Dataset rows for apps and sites
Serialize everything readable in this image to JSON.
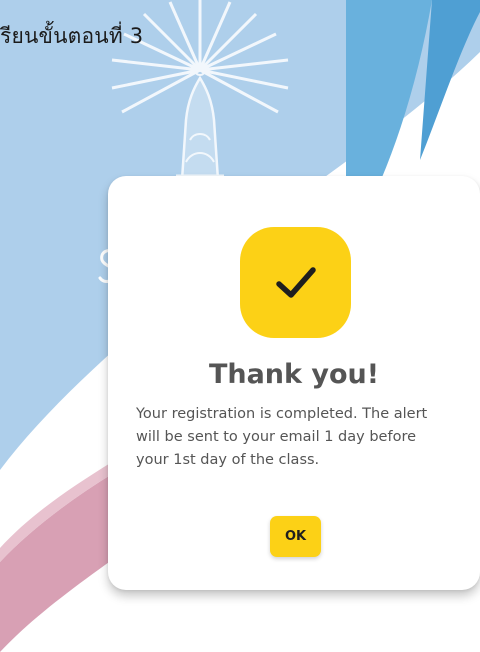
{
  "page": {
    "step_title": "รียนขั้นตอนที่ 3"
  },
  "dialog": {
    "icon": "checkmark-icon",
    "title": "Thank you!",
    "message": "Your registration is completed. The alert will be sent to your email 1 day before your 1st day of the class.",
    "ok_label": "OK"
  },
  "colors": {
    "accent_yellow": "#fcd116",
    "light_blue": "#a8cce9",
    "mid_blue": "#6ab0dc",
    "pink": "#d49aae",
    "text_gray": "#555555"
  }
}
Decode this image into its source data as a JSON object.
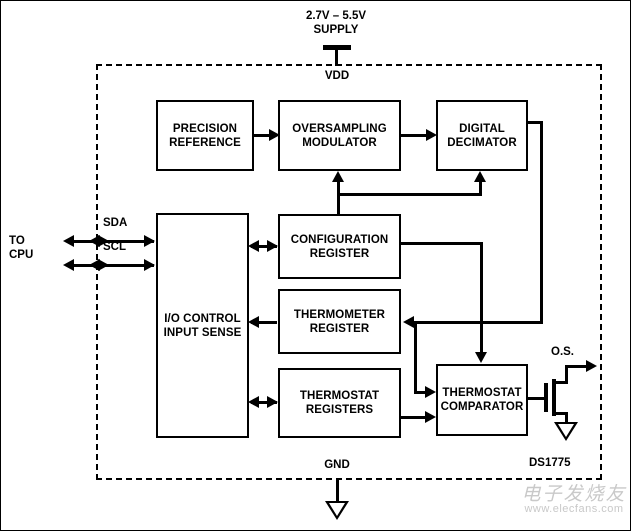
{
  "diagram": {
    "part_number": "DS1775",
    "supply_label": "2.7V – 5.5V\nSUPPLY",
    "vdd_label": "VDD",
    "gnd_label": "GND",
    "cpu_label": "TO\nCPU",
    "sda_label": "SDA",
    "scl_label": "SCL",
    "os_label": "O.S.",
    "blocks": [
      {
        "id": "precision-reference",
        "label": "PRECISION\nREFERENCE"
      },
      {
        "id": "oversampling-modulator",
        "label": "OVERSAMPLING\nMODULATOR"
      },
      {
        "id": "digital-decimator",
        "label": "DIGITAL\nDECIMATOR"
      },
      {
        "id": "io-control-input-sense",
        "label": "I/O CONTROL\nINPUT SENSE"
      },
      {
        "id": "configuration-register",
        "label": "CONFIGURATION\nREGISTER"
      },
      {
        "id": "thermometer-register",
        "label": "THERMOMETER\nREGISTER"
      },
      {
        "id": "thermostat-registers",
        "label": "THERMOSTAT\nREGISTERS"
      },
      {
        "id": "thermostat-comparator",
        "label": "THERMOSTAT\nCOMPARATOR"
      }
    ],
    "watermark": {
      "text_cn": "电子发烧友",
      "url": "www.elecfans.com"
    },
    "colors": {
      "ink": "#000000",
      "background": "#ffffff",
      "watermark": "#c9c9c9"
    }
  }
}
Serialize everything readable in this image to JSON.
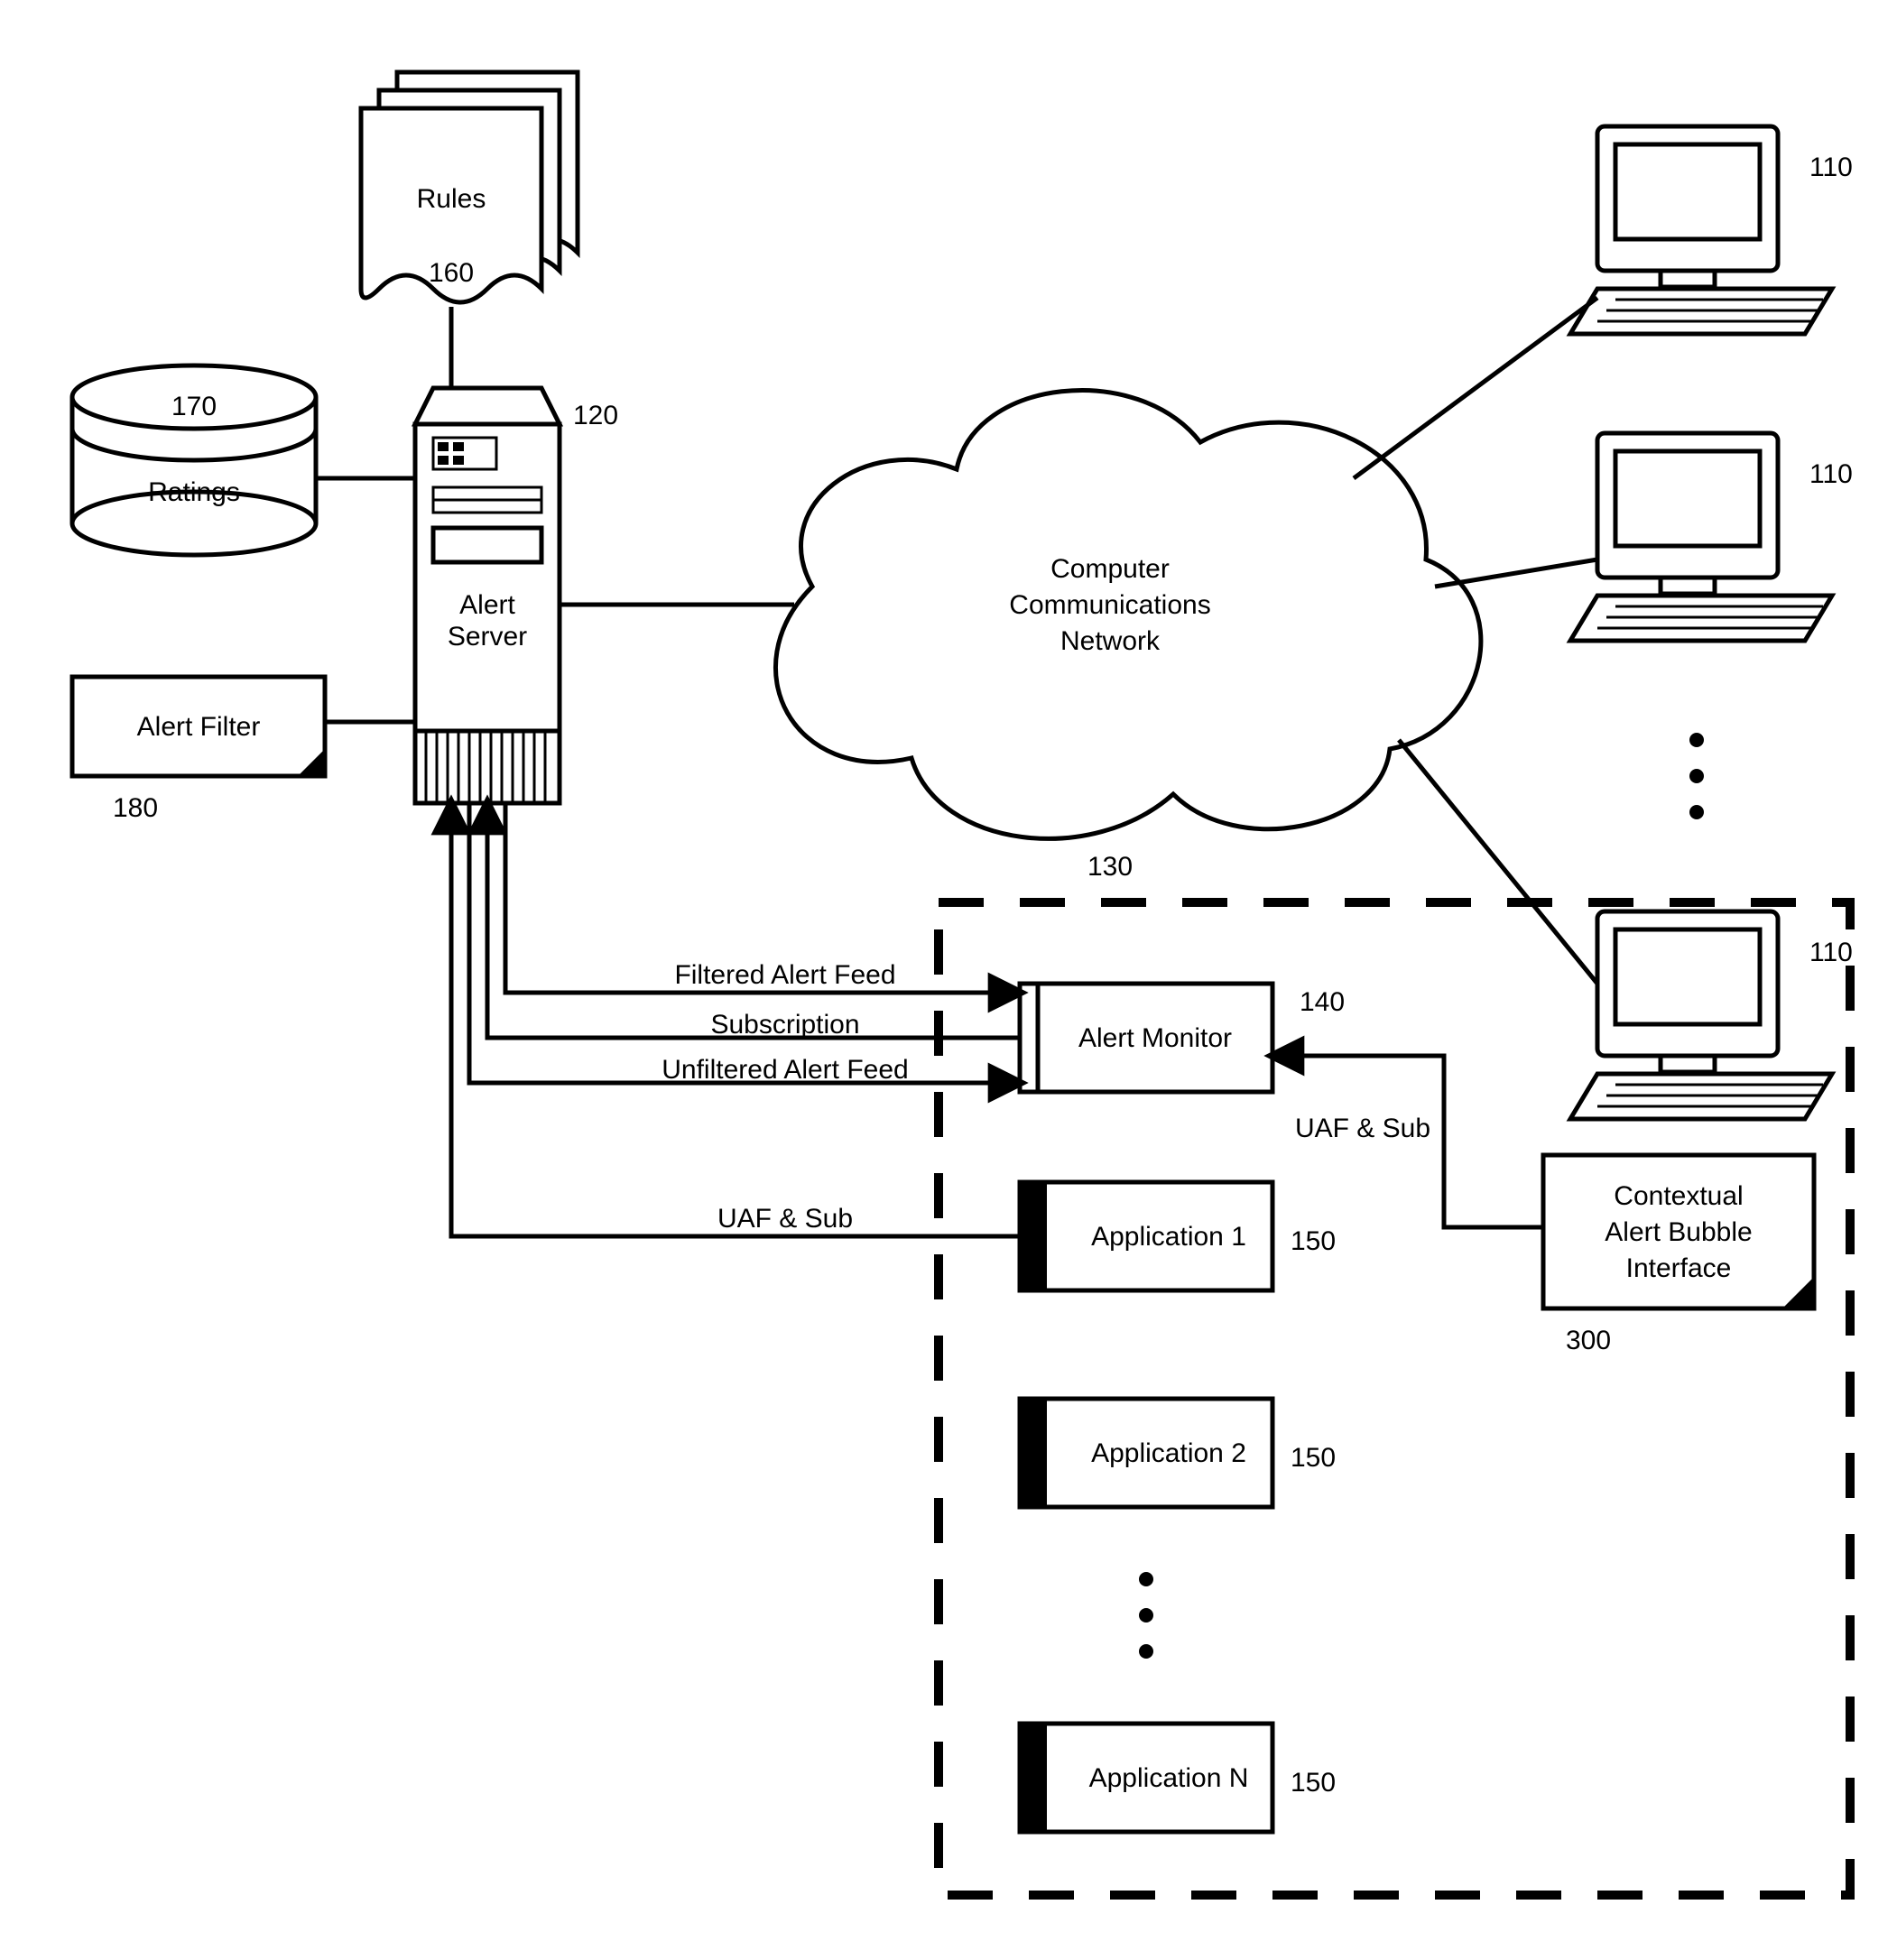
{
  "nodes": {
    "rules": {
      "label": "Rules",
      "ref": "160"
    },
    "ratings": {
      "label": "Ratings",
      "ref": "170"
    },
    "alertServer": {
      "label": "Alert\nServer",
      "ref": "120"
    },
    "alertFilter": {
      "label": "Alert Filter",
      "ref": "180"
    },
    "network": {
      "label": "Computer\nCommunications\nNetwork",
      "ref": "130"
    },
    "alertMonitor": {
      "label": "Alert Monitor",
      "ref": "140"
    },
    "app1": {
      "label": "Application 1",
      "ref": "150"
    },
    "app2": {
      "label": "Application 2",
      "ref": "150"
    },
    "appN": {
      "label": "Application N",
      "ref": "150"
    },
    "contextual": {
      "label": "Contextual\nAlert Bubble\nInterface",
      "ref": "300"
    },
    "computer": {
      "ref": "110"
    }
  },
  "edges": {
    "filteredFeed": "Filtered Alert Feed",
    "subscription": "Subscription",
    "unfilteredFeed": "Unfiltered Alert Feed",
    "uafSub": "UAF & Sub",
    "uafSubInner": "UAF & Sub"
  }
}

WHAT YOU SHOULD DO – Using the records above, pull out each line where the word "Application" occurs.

YOUR RESPONSE –
      "label": "Application 1",
      "label": "Application 2",
      "label": "Application N",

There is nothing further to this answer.